Ah, so meritocracy is a "myth." Democratic choice is "lore." Silly us. We presume that, since minority groups are just that -- in the minority -- just by pure force of digits their various subsections do not have the same "choice" effect as that of the majority population. So what's new? This complaint also surmises that minority interests are not, and cannot, be the same as those of the majority. Hence, minorities' "democratic choice" is not "equal." Well, this is essentially the bane of any democratic society. We conjecture that those who are sponsoring this conference would favor a sort of "proportionate representation" that some democratic societies indeed possess for numerous political parties. But, obviously, races and ethnicities are not political parties!

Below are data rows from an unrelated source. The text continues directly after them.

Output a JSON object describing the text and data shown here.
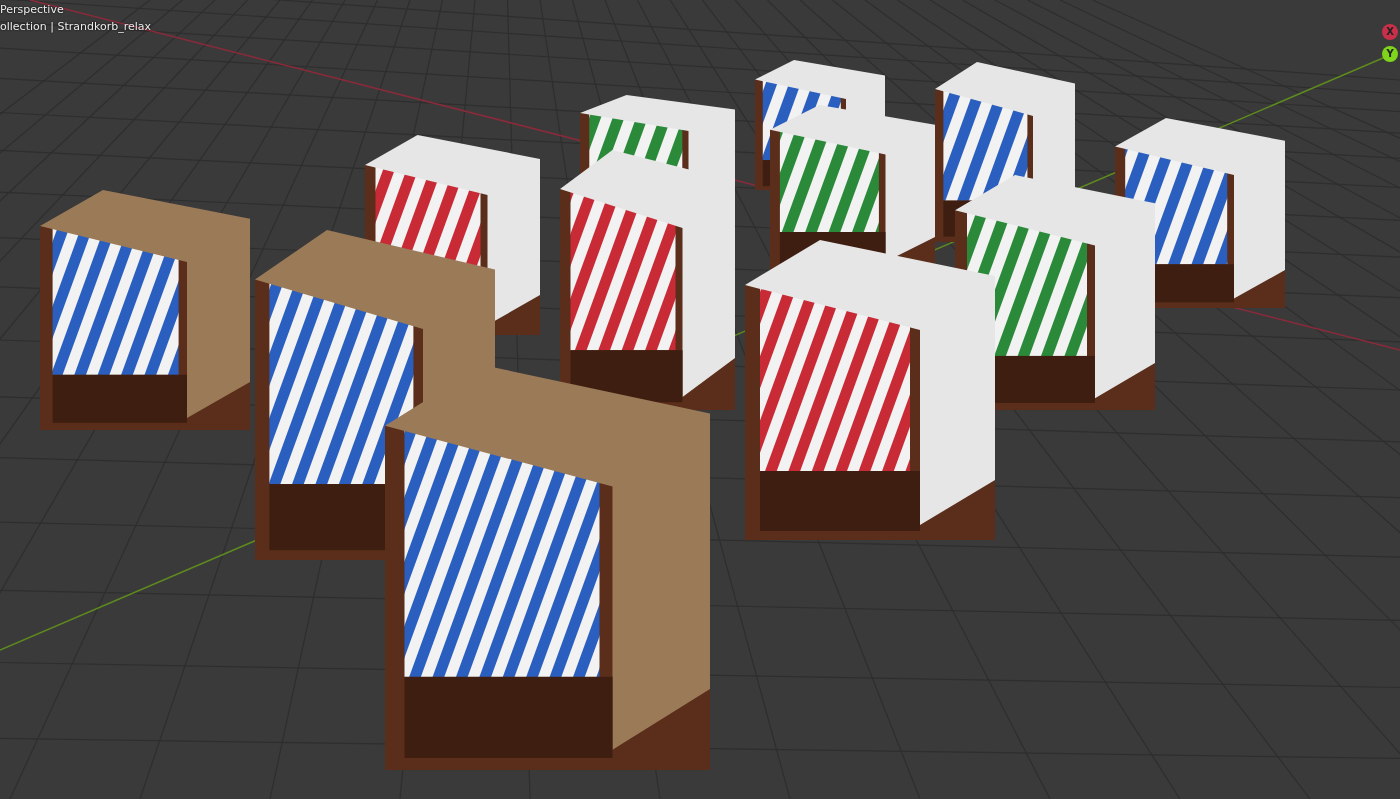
{
  "viewport": {
    "view_name": "Perspective",
    "collection_path": "ollection | Strandkorb_relax"
  },
  "gizmo": {
    "axes": [
      {
        "label": "X",
        "color": "#c8304a"
      },
      {
        "label": "Y",
        "color": "#7fd41c"
      }
    ]
  }
}
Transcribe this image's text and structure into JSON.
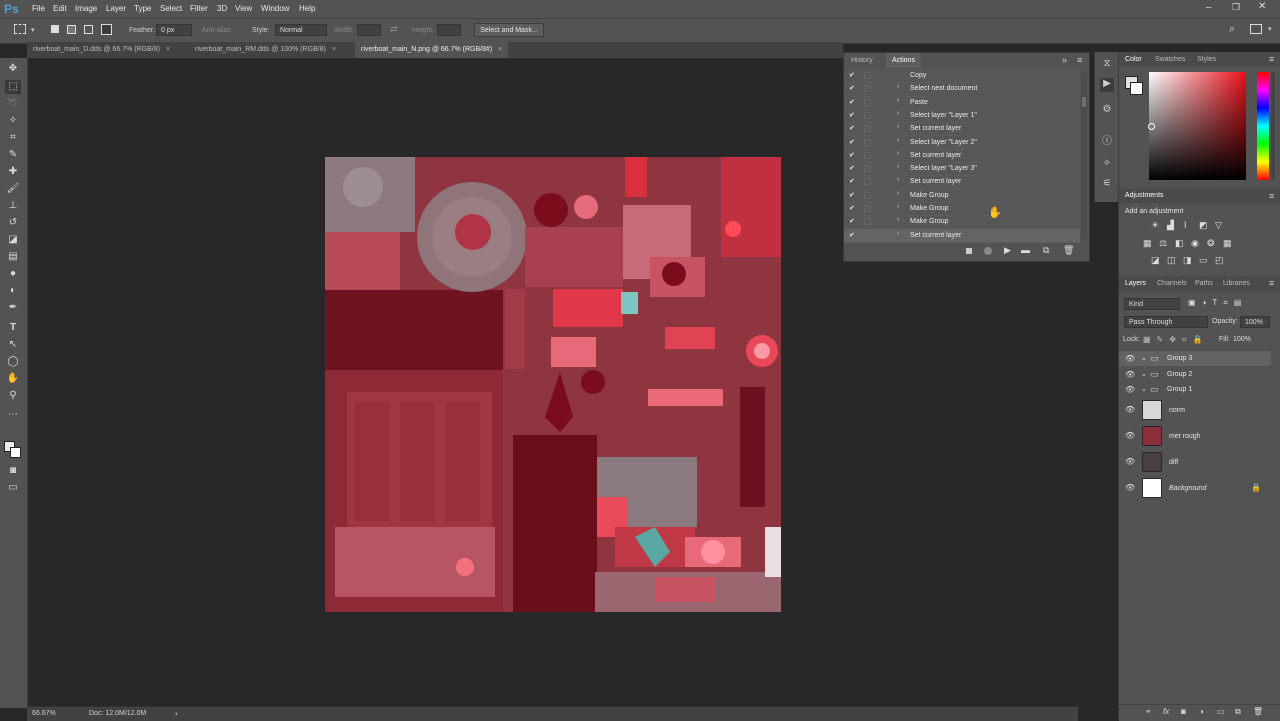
{
  "app": {
    "logo": "Ps"
  },
  "menu": [
    "File",
    "Edit",
    "Image",
    "Layer",
    "Type",
    "Select",
    "Filter",
    "3D",
    "View",
    "Window",
    "Help"
  ],
  "options": {
    "feather_label": "Feather:",
    "feather_value": "0 px",
    "antialias_label": "Anti-alias",
    "style_label": "Style:",
    "style_value": "Normal",
    "width_label": "Width:",
    "height_label": "Height:",
    "select_mask_label": "Select and Mask..."
  },
  "doc_tabs": [
    {
      "label": "riverboat_main_D.dds @ 66.7% (RGB/8)",
      "close": "×"
    },
    {
      "label": "riverboat_main_RM.dds @ 100% (RGB/8)",
      "close": "×"
    },
    {
      "label": "riverboat_main_N.png @ 66.7% (RGB/8#)",
      "close": "×"
    }
  ],
  "actions_panel": {
    "tabs": [
      "History",
      "Actions"
    ],
    "items": [
      {
        "label": "Copy",
        "expandable": false
      },
      {
        "label": "Select next document",
        "expandable": true
      },
      {
        "label": "Paste",
        "expandable": true
      },
      {
        "label": "Select layer \"Layer 1\"",
        "expandable": true
      },
      {
        "label": "Set current layer",
        "expandable": true
      },
      {
        "label": "Select layer \"Layer 2\"",
        "expandable": true
      },
      {
        "label": "Set current layer",
        "expandable": true
      },
      {
        "label": "Select layer \"Layer 3\"",
        "expandable": true
      },
      {
        "label": "Set current layer",
        "expandable": true
      },
      {
        "label": "Make Group",
        "expandable": true
      },
      {
        "label": "Make Group",
        "expandable": true
      },
      {
        "label": "Make Group",
        "expandable": true
      },
      {
        "label": "Set current layer",
        "expandable": true
      }
    ]
  },
  "color_panel": {
    "tabs": [
      "Color",
      "Swatches",
      "Styles"
    ]
  },
  "adjustments_panel": {
    "title": "Adjustments",
    "subtitle": "Add an adjustment"
  },
  "layers_panel": {
    "tabs": [
      "Layers",
      "Channels",
      "Paths",
      "Libraries"
    ],
    "kind_label": "Kind",
    "blend_mode": "Pass Through",
    "opacity_label": "Opacity:",
    "opacity_value": "100%",
    "lock_label": "Lock:",
    "fill_label": "Fill:",
    "fill_value": "100%",
    "layers": [
      {
        "name": "Group 3",
        "type": "group",
        "selected": true
      },
      {
        "name": "Group 2",
        "type": "group"
      },
      {
        "name": "Group 1",
        "type": "group"
      },
      {
        "name": "norm",
        "type": "image"
      },
      {
        "name": "met rough",
        "type": "image"
      },
      {
        "name": "diff",
        "type": "image"
      },
      {
        "name": "Background",
        "type": "background",
        "locked": true
      }
    ]
  },
  "status": {
    "zoom": "66.67%",
    "doc": "Doc: 12.0M/12.0M"
  }
}
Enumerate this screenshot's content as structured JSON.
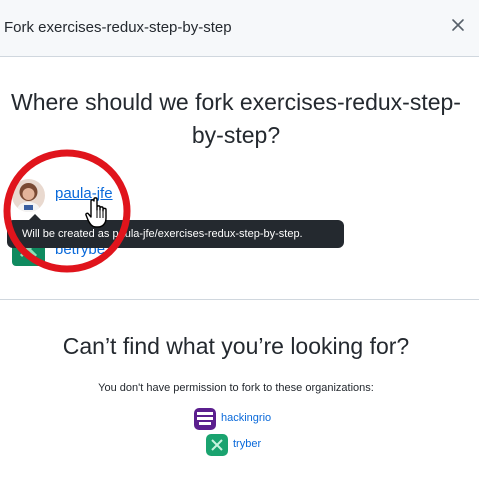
{
  "header": {
    "title": "Fork exercises-redux-step-by-step",
    "close_icon": "close-icon"
  },
  "main": {
    "question": "Where should we fork exercises-redux-step-by-step?",
    "owners": [
      {
        "login": "paula-jfe",
        "avatar_icon": "user-avatar"
      },
      {
        "login": "betrybe",
        "avatar_icon": "org-avatar-betrybe"
      }
    ],
    "tooltip": "Will be created as paula-jfe/exercises-redux-step-by-step."
  },
  "no_permission": {
    "heading": "Can’t find what you’re looking for?",
    "text": "You don't have permission to fork to these organizations:",
    "orgs": [
      {
        "name": "hackingrio",
        "avatar_icon": "org-avatar-hackingrio"
      },
      {
        "name": "tryber",
        "avatar_icon": "org-avatar-tryber"
      }
    ]
  },
  "colors": {
    "link": "#0969da",
    "annotation_circle": "#e0141c",
    "tooltip_bg": "#24292f"
  }
}
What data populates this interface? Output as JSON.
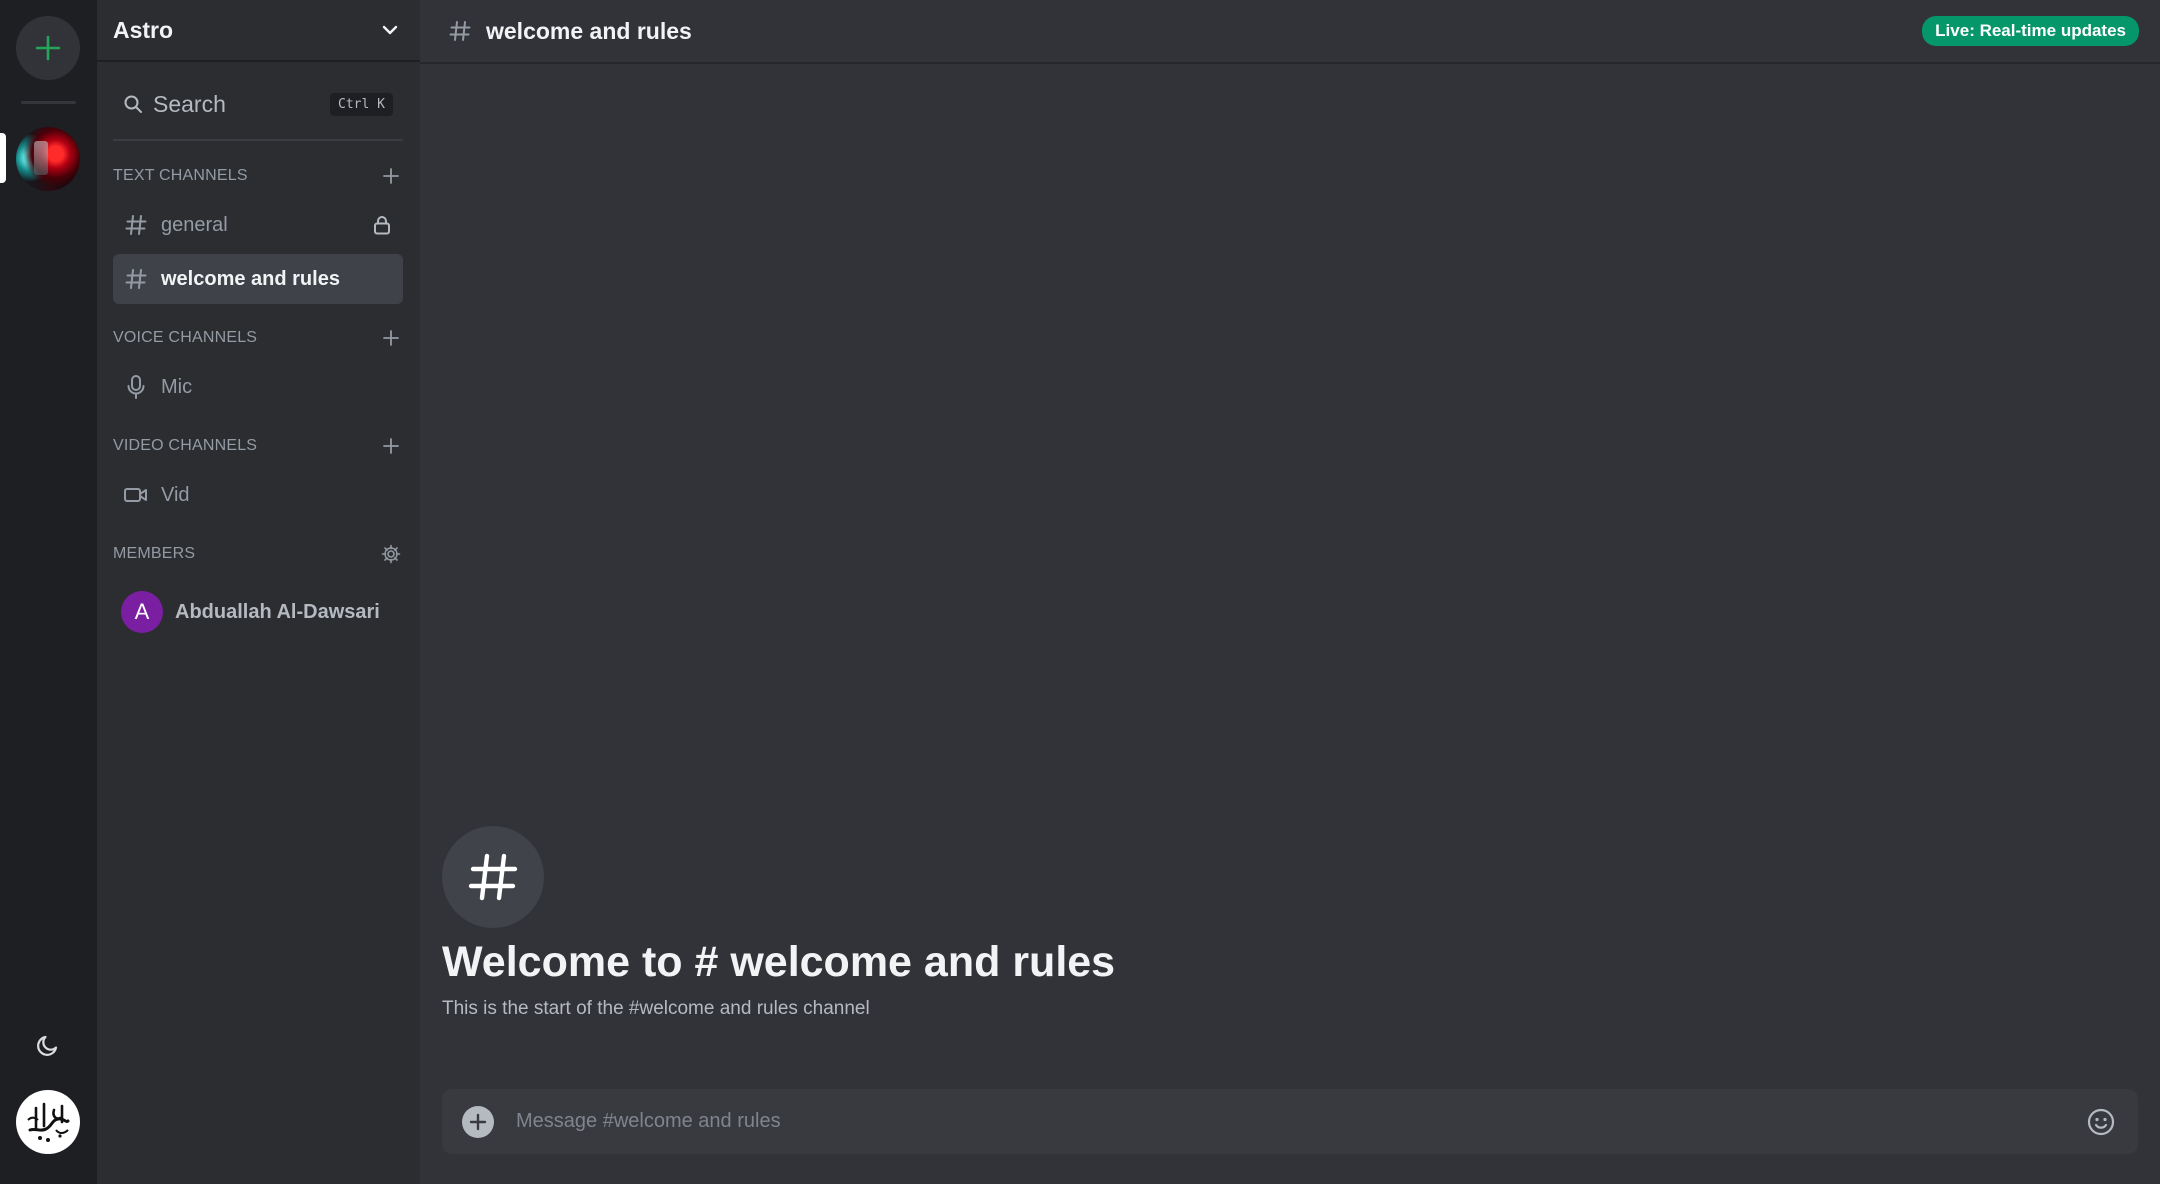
{
  "server": {
    "name": "Astro"
  },
  "search": {
    "label": "Search",
    "shortcut": "Ctrl K"
  },
  "sections": {
    "text": {
      "title": "TEXT CHANNELS"
    },
    "voice": {
      "title": "VOICE CHANNELS"
    },
    "video": {
      "title": "VIDEO CHANNELS"
    },
    "members": {
      "title": "MEMBERS"
    }
  },
  "channels": {
    "text": [
      {
        "label": "general",
        "locked": true,
        "active": false
      },
      {
        "label": "welcome and rules",
        "locked": false,
        "active": true
      }
    ],
    "voice": [
      {
        "label": "Mic"
      }
    ],
    "video": [
      {
        "label": "Vid"
      }
    ]
  },
  "members": [
    {
      "initial": "A",
      "name": "Abduallah Al-Dawsari",
      "avatar_color": "#7b1fa2"
    }
  ],
  "topbar": {
    "channel_name": "welcome and rules",
    "live_badge": "Live: Real-time updates"
  },
  "welcome": {
    "title": "Welcome to # welcome and rules",
    "subtitle": "This is the start of the #welcome and rules channel"
  },
  "composer": {
    "placeholder": "Message #welcome and rules"
  },
  "icons": {
    "add_server": "plus-icon",
    "theme": "moon-icon",
    "search": "search-icon",
    "text_channel": "hash-icon",
    "voice_channel": "microphone-icon",
    "video_channel": "video-camera-icon",
    "lock": "lock-icon",
    "settings": "gear-icon",
    "emoji": "smiley-icon"
  },
  "colors": {
    "accent_green": "#23a55a",
    "live_badge": "#059669",
    "rail_bg": "#1e1f22",
    "sidebar_bg": "#2b2d31",
    "main_bg": "#313338"
  }
}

Further, they'd also be in favor of new restrictions on rights we take for granted here in the US such as freedom of speech. Some speech would have to be restricted in order to enable the "minority voice" to flourish. Indeed, Critical Race Theory states that minorities cannot meet speech with more speech because their "power" is less.
We're not quite conclusive on just what the hell "freedom of confident action" is, but then again, since this whole conference is predicated on pseudo-scientific gibberish, we'll just go with the flow...
Q. Is this about proving how bad white folks are?
A. Our attempts to dismantle dominance and oppression must follow a path other than that of either vilifying or obliterating Whiteness... Whites need to acknowledge and work through the negative historical implications of 'Whiteness' and create for ourselves a transformed identity as White people committed to equality and social change. Our goal is neither to defy or denigrate Whiteness, but to difuse its destructive power.
To teach my white students and my own children that they are 'not White' is to do them a disservice. To teach them that there a different ways of being White, and that they have a choice as White people to become champions fo [sic] justice and social healing, is to provide them a positive direction for growth and to grant them the dignity of their own being.
And this is not supposed to be a racist response, believe it or not. Only whites have to "work through" the negative implications of ... being white ... because, after all, whites are inherently UNcommitted to equality and social change. Which is news to, say, the vast majority of white people not to mention the American historical record. Astonishing. Just remember: The conference's goal isn't to "denigrate Whiteness," just to "difuse its destructive power," which in layman's terms means "You're damn right we're gonna blast Whitey, 'cause it's THEY who have f***ed up everything and anything!!"
Remember, Mr. and Mrs. White Person -- "becoming champions for justice and healing" means accepting that you and your ancestors are culpable for every conceivable ill on the planet, and following a "course of action" that will bring "dignity" is to welcome the wise words and philosophy of the Gary Howards of US campuses, who authored the third Q&A above.